Eusebio has come full circle on his latest movie: His first job choreographing fights was for the WB television series "Birds of Prey," based on the same DC Comics heroes. He did a tour of duty training Matt Damon for a "Bourne" movie and got to choreograph several superhero battles on Marvel's "The Avengers" in 2012. Not bad for a self-proclaimed comics fan.
"One day, they gave us all the prop weapons to train with or practice with," Eusebio said. "So they gave me a whole bag of stuff — had Cap's shield, Thor's hammer, Loki's scepter. Just all these iconic weapons or props that you hold in your hand and you can't believe that you're part of this.
"The kid inside me was just really giddy, excited."
Valera and Eusebio ended up as teammates on the stunt squad 87eleven, which was founded by a pair of stunt veterans, Chad Stahelski and David Leitch. When Stahelski, who doubled for Keanu Reeves in "The Matrix," got his chance to direct movies — the "John Wick" films — he brought in his team to handle the fights.
That visceral fight sequence in Morocco with Halle Berry and those dogs? Valera's handiwork. He also served as the fight coordinator on the Charlize Theron vehicle "Atomic Blonde."
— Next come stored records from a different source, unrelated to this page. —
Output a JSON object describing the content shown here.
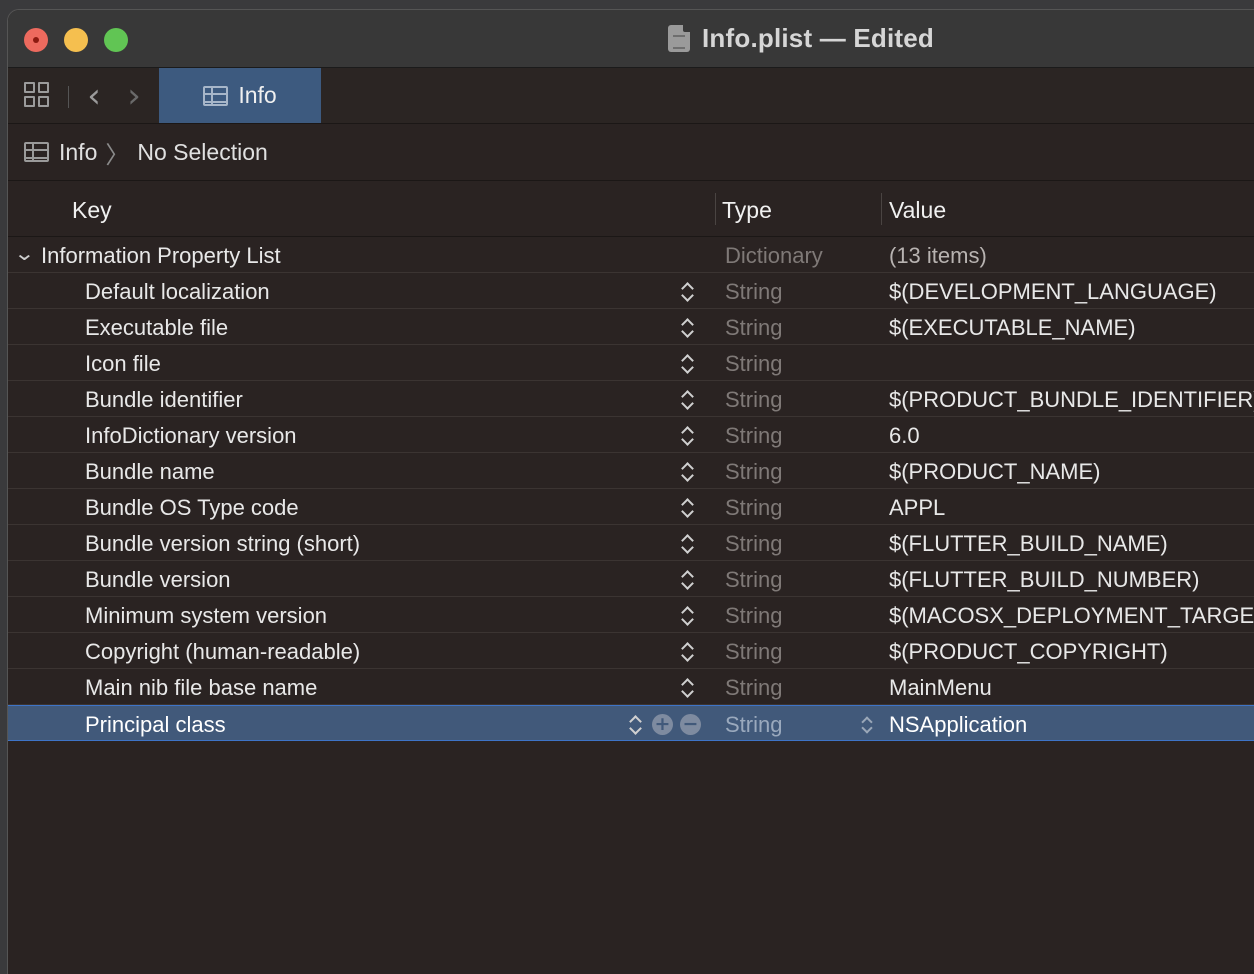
{
  "window": {
    "title": "Info.plist — Edited"
  },
  "tabbar": {
    "active_tab": "Info"
  },
  "jumpbar": {
    "items": [
      "Info",
      "No Selection"
    ]
  },
  "columns": {
    "key": "Key",
    "type": "Type",
    "value": "Value"
  },
  "root": {
    "key": "Information Property List",
    "type": "Dictionary",
    "value": "(13 items)"
  },
  "rows": [
    {
      "key": "Default localization",
      "type": "String",
      "value": "$(DEVELOPMENT_LANGUAGE)"
    },
    {
      "key": "Executable file",
      "type": "String",
      "value": "$(EXECUTABLE_NAME)"
    },
    {
      "key": "Icon file",
      "type": "String",
      "value": ""
    },
    {
      "key": "Bundle identifier",
      "type": "String",
      "value": "$(PRODUCT_BUNDLE_IDENTIFIER)"
    },
    {
      "key": "InfoDictionary version",
      "type": "String",
      "value": "6.0"
    },
    {
      "key": "Bundle name",
      "type": "String",
      "value": "$(PRODUCT_NAME)"
    },
    {
      "key": "Bundle OS Type code",
      "type": "String",
      "value": "APPL"
    },
    {
      "key": "Bundle version string (short)",
      "type": "String",
      "value": "$(FLUTTER_BUILD_NAME)"
    },
    {
      "key": "Bundle version",
      "type": "String",
      "value": "$(FLUTTER_BUILD_NUMBER)"
    },
    {
      "key": "Minimum system version",
      "type": "String",
      "value": "$(MACOSX_DEPLOYMENT_TARGET)"
    },
    {
      "key": "Copyright (human-readable)",
      "type": "String",
      "value": "$(PRODUCT_COPYRIGHT)"
    },
    {
      "key": "Main nib file base name",
      "type": "String",
      "value": "MainMenu"
    },
    {
      "key": "Principal class",
      "type": "String",
      "value": "NSApplication"
    }
  ],
  "selected_row": 12,
  "colors": {
    "selection": "#41597a",
    "tab_active": "#3d5a7f",
    "close": "#ed6a5e",
    "minimize": "#f5bf4f",
    "maximize": "#61c554"
  }
}
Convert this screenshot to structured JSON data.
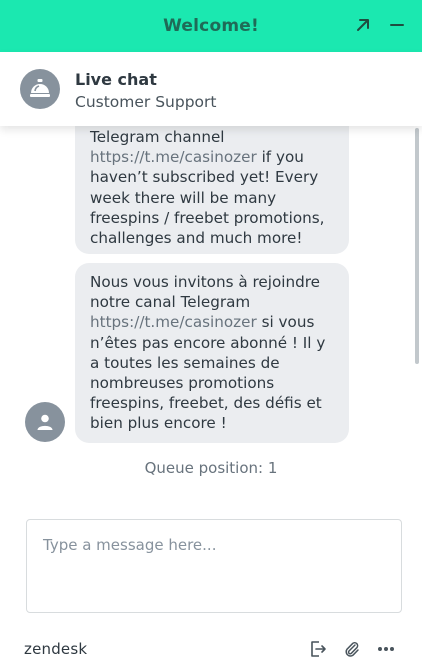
{
  "header": {
    "title": "Welcome!",
    "background": "#1be8b0",
    "popout_icon": "arrow-up-right-icon",
    "minimize_icon": "minus-icon"
  },
  "agent": {
    "name": "Live chat",
    "department": "Customer Support",
    "avatar_icon": "service-bell-icon"
  },
  "messages": [
    {
      "text_before": "Telegram channel",
      "link": "https://t.me/casinozer",
      "text_after": " if you haven’t subscribed yet! Every week there will be many freespins / freebet promotions, challenges and much more!"
    },
    {
      "text_before": "Nous vous invitons à rejoindre notre canal Telegram",
      "link": "https://t.me/casinozer",
      "text_after": " si vous n’êtes pas encore abonné ! Il y a toutes les semaines de nombreuses promotions freespins, freebet, des défis et bien plus encore !"
    }
  ],
  "sender_avatar_icon": "user-icon",
  "queue_status": "Queue position: 1",
  "composer": {
    "placeholder": "Type a message here..."
  },
  "footer": {
    "brand": "zendesk",
    "icons": [
      "end-chat-icon",
      "attachment-icon",
      "more-options-icon"
    ]
  }
}
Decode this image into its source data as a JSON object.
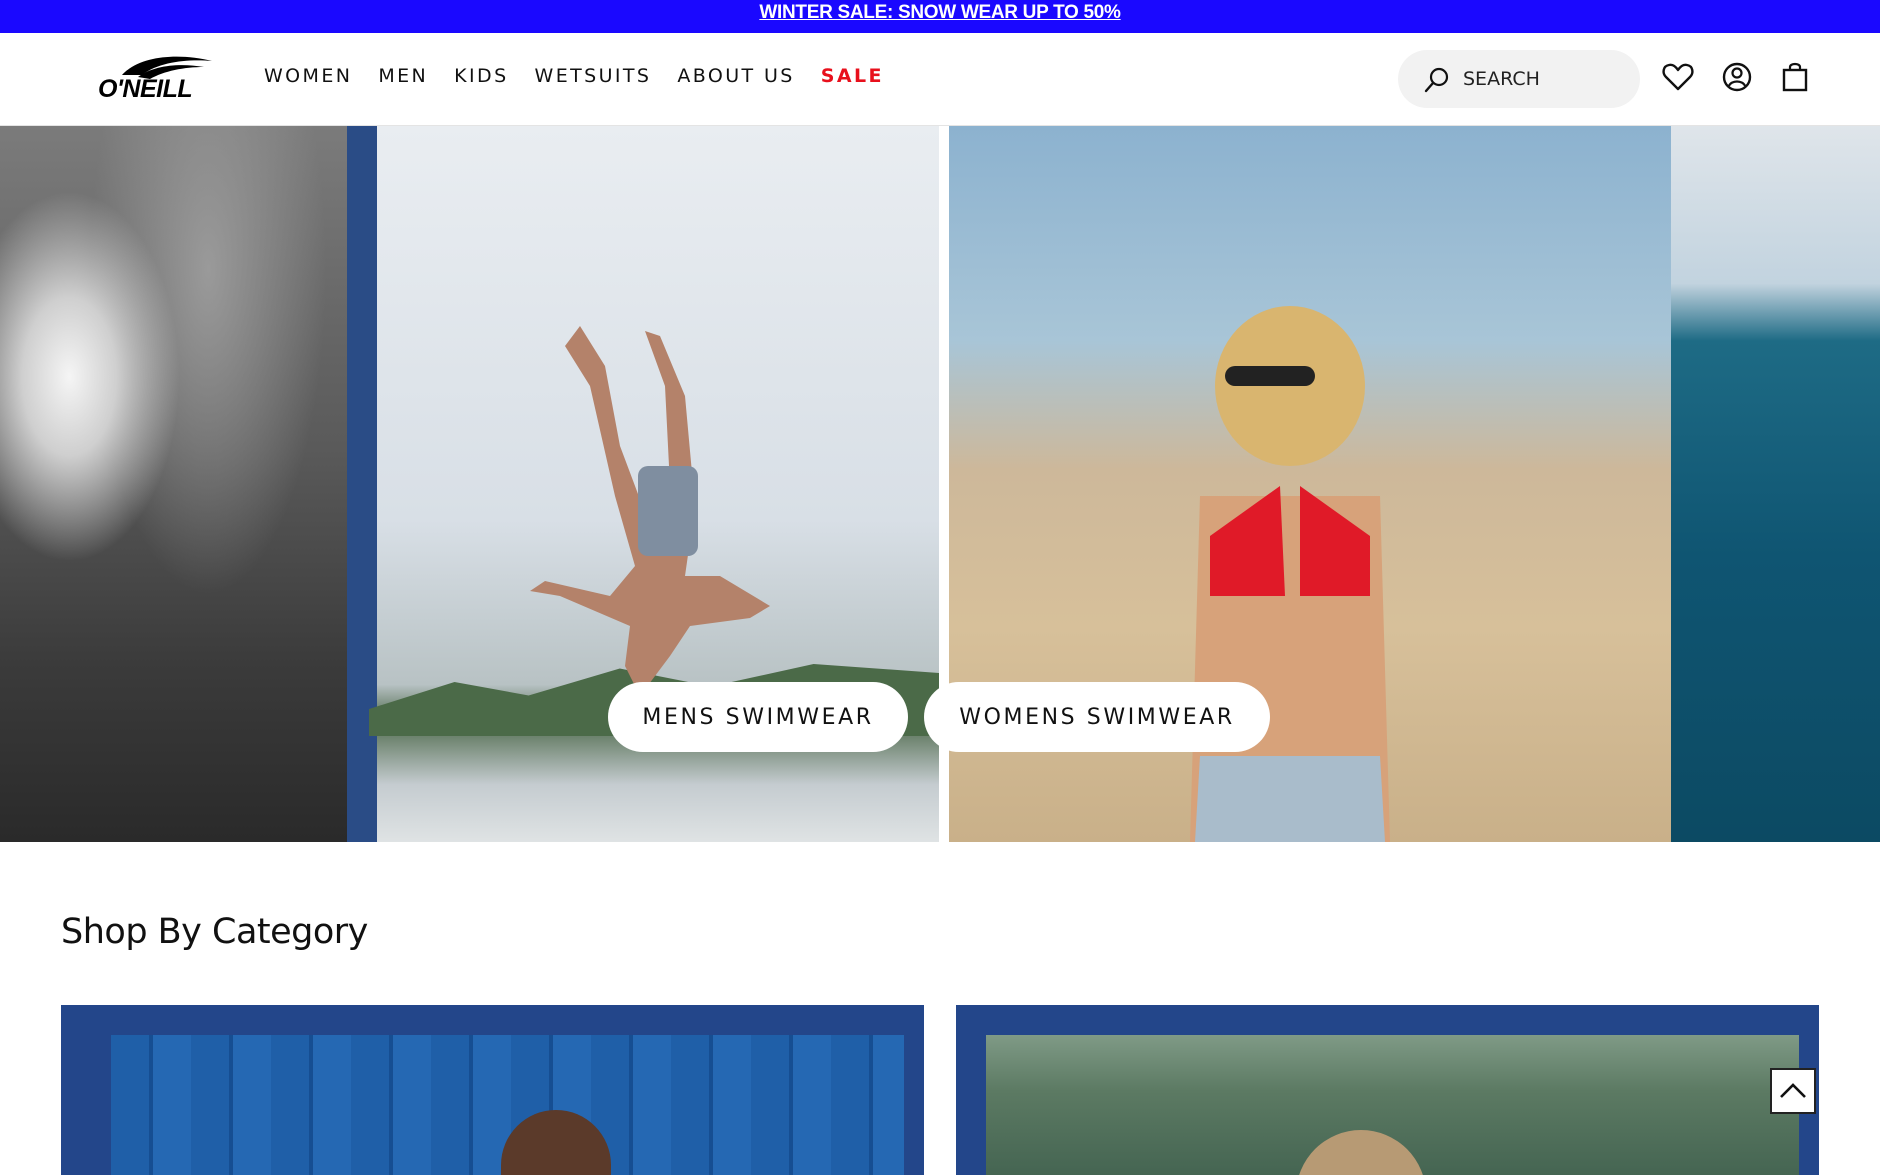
{
  "promo": {
    "text": "WINTER SALE: SNOW WEAR UP TO 50%"
  },
  "brand": {
    "logo_text": "O'NEILL"
  },
  "nav": {
    "items": [
      {
        "label": "WOMEN"
      },
      {
        "label": "MEN"
      },
      {
        "label": "KIDS"
      },
      {
        "label": "WETSUITS"
      },
      {
        "label": "ABOUT US"
      },
      {
        "label": "SALE"
      }
    ]
  },
  "search": {
    "placeholder": "SEARCH"
  },
  "header_icons": [
    "heart-icon",
    "account-icon",
    "bag-icon"
  ],
  "hero": {
    "buttons": {
      "mens": "MENS SWIMWEAR",
      "womens": "WOMENS SWIMWEAR"
    }
  },
  "sections": {
    "shop_by_category": {
      "title": "Shop By Category"
    }
  },
  "colors": {
    "promo_bg": "#1a08ff",
    "sale": "#e8101c",
    "category_frame": "#23468a"
  }
}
For "Birds of Prey," Yan said she wanted the "John Wick style" on her superhero movie, which stands out from the CGI-heavy fare that dominates the genre and the multiplex. It best suited the female empowerment and representation themes of the new film.
"I really just want women to kick ass by using their own strength and power, as opposed to a magical superpower," Yan said.
Which, in turn, opened up opportunities for Valera and Eusebio to use their own strengths, highlighting a different kind of representation in the process.
"Behind the scenes, it's a lot more equal opportunity now, maybe even more than it is in front of the camera," Valera said.
Any rise in the opportunities for Asian Americans on film crews is mirroring the rise in representation in front of the camera and in the director's seat, particularly in the wake of the $174.6 million that "Crazy Rich Asians" earned at the box office. Marvel is in production on "Shang Chi and the Legend of the Ten Rings," its first movie about an Asian superhero.
It's not just about ninjas and gangsters, anymore.
"Now, there are a lot more Asian American and Asian fight coordinators — like a lot more," Koyama said. "It just opened up an even bigger door for people who have talent."